As online shopping continues to grow, consumers are relying more than ever on issuing payment for those transactions remotely. Despite the appeal and convenience, especially during a global pandemic, many transactions continue to be paid for with traditional checks, including cashier checks. The appeal of checks is due to the sense of security that the financial institution has cleared the funds for disbursement. However, with advanced technology in digital copying and document manipulation, checks are particularly prone to counterfeits and scams. The U.S. Federal Trade Commission (“FTC”) Consumer Sentinel Network database alone reported more than 27,000 counterfeit check scams with losses topping $28 million dollars in 2019. The FTC also provides that the median loss reported on a counterfeit check scam is about $1,988.
In a recent case, the Court of Appeals of Maryland dismissed the appeal of a Maryland limited liability company (“Company”) in a breach of contract action because the Company failed to file a personal property tax return.

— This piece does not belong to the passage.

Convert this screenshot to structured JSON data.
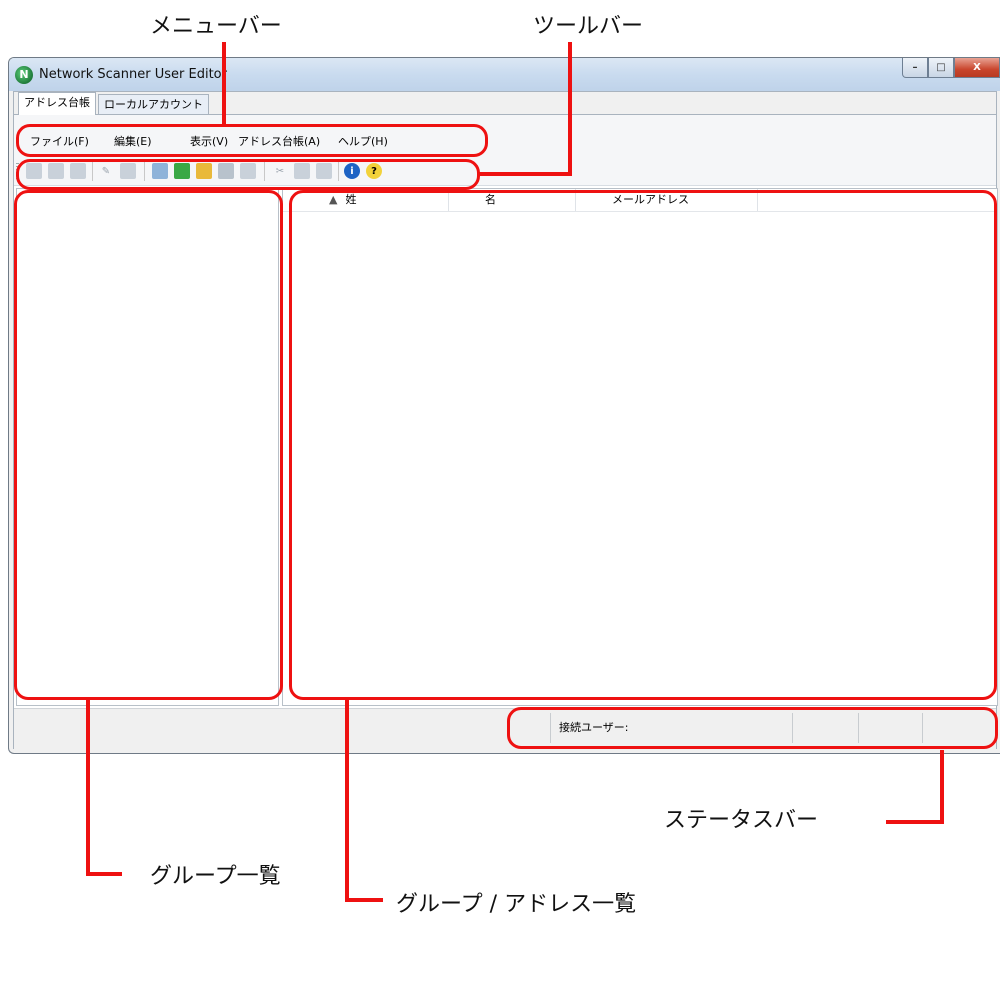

COVID-19 is affecting every part of our lives in some way or another. Protecting the brand that you created should not be overlooked. To be competitive and recognizable in the market place, you have no doubt expended resources to build your brand and its related goodwill. Whether by common law or through federal registration, trademark law is a powerful tool that you can use to protect your brand, logo, or name from being used by someone else with the same or similar goods or services to promote their business.
During these times of COVID-19 related business and office quarantining and closures, companies and their employees are learning new ways to be efficient and productive. Remote working, while certainly a pre-COVID-19 option, has become the new normal. Workers have become adept at completing tasks and projects away from the office, using platforms like remote-desktop for access to business computer servers and Zoom, Microsoft Teams and others to hold meetings. There are certainly arguments for cost and time savings related to having employees work remotely, and to the extent a company has seen this be successful, they may be considering abandoning the physical workplace. Consequently, many are asking if this is the true wave of the future. Can online meeting platforms really replace the crucial connection that people get when having face to face interaction?
As everyone is adjusting to working and living with Covid-19, we must not forget that the governments are continuing to enact laws that affect employers. While we have previously provided updates for Maryland and Virginia employers, the District of Columbia has also recently enacted several important updates to its employment laws:
For those of you with children that have attained their 18th birthday and, especially, for those with children that may be heading off to college in the future, it is important that they have a health care power of attorney (HCPOA) in place. Young adults are highly susceptible to injuries, illnesses and accidents for which important medical decisions need to be made. This can be even more challenging when those children are residing far away.
By now, most business owners have read the emerging scientific news that the COVID-19 pandemic may linger for one to three years. Alongside this “lengthening” of the curve, the media is filled with coverage of the political, social and economic pressure to re-open and significant concerns from employees that their workplaces will not be safe enough. In any event, businesses should prepare for re-closing and for one or more partial contractions before complete stabilization.